The Cascade County City-County Health Department confirmed that a bat has tested positive for rabies.

CCHD confirmed the rabies on Sept. 17, according to release.

The county’s last rabid animal, which was also a bat, was identified in August 2020.

Rabies is a fatal disease but preventative treatment for rabies is nearly 100 percent successful. The last identified human death from rabies in Montana occurred in 1997.

CCHD asks residents to follow these tips to prevent and appropriately respond to a rabies exposure:

  • Do not feed or handle wild animals, especially bats. Bats and skunks are the most likely carriers of the rabies virus in Montana and should be avoided. Bats are especially concerning because their teeth are so small that a bite may not be noticeable, and people are sometimes bitten in their sleep without knowing it.
  • Avoid animal bites from domestic animals. Do not approach unfamiliar animals, and always request the owner’s permission before petting an animal.
  • Do not attempt to help a sick or injured wild animal.
  • Vaccinate dogs and cats against rabies. Rabies vaccinations are required by law, and all dogs and cats should have a current rabies certificate. Cats are especially susceptible to rabies.
  • Bat-proof your house. Put screens on all windows, doors, and chimneys to prevent bat entry. Visit our website at https://www.cascadecountymt.gov/313/Rabies-Prevention for information on safely catching a bat in your home.
  • Know what to do if there’s a bite.
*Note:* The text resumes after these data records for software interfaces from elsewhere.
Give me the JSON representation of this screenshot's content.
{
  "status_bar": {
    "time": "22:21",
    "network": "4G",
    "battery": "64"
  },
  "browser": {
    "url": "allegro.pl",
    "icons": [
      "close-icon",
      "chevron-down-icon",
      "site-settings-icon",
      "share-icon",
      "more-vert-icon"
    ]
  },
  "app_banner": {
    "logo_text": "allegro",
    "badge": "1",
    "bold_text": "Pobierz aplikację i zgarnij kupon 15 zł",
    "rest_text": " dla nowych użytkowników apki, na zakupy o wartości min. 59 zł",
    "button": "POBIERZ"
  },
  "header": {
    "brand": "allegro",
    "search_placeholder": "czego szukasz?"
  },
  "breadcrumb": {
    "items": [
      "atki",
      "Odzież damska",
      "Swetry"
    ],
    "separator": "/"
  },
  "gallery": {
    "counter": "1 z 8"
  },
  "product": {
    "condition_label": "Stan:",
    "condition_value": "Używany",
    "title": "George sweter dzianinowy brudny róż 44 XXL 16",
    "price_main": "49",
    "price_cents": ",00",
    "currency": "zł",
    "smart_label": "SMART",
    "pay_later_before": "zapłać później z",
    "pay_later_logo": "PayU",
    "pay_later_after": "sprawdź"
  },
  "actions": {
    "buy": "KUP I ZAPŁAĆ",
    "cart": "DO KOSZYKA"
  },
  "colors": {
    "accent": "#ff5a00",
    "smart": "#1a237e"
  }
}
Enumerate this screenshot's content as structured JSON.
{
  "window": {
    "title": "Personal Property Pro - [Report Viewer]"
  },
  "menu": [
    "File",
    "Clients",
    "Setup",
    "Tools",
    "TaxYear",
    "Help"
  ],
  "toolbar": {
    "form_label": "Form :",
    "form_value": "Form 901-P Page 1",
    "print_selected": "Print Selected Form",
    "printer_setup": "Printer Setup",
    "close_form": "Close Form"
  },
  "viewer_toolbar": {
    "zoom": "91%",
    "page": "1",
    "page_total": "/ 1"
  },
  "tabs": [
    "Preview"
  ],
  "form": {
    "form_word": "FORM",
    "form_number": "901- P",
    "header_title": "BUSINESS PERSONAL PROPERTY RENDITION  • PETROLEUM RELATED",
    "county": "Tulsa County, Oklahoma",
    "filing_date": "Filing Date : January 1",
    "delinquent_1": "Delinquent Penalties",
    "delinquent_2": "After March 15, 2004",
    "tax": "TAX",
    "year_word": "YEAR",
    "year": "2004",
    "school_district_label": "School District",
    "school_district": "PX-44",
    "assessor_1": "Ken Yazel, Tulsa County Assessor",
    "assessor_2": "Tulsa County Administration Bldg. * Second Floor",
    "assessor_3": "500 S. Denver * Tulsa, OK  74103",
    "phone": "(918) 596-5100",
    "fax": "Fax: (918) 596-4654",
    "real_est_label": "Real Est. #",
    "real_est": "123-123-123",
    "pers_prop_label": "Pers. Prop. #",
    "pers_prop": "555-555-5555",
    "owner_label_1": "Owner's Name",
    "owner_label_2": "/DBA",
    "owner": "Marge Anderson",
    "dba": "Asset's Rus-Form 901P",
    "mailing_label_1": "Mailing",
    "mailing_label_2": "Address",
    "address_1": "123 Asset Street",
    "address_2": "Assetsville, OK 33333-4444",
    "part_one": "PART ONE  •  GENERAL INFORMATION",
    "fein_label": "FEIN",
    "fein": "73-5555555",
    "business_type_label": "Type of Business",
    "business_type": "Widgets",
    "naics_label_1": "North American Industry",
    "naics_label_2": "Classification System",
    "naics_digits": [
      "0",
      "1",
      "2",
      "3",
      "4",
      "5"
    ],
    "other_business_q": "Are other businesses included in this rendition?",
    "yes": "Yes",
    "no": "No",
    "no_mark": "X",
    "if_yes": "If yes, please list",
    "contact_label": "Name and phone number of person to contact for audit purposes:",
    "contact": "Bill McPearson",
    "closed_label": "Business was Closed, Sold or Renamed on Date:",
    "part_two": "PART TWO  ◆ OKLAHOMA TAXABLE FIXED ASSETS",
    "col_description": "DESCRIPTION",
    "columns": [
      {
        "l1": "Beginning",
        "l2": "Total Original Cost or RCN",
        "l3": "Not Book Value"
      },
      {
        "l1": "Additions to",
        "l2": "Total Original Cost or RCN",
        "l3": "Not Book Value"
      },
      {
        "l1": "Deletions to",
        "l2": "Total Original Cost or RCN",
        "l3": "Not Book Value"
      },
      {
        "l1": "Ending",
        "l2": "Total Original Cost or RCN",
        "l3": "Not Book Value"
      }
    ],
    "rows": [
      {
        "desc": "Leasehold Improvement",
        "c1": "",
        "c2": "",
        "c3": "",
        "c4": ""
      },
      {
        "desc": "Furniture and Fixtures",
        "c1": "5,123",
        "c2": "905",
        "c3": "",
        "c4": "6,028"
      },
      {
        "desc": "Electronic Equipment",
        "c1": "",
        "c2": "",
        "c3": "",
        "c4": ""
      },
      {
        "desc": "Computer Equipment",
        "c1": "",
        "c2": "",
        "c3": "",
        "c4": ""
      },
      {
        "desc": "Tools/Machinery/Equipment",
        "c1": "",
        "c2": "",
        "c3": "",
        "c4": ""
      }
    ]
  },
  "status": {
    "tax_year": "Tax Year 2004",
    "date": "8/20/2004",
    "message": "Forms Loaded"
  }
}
If someone is bitten by a domestic dog, cat, or ferret, the animal can be observed for signs of rabies, almost always avoiding the need for treatment. If an animal cannot be located, observed, or tested, a person may need to undergo a series of immunizations to prevent rabies. If you are bitten, call a healthcare provider or CCHD immediately.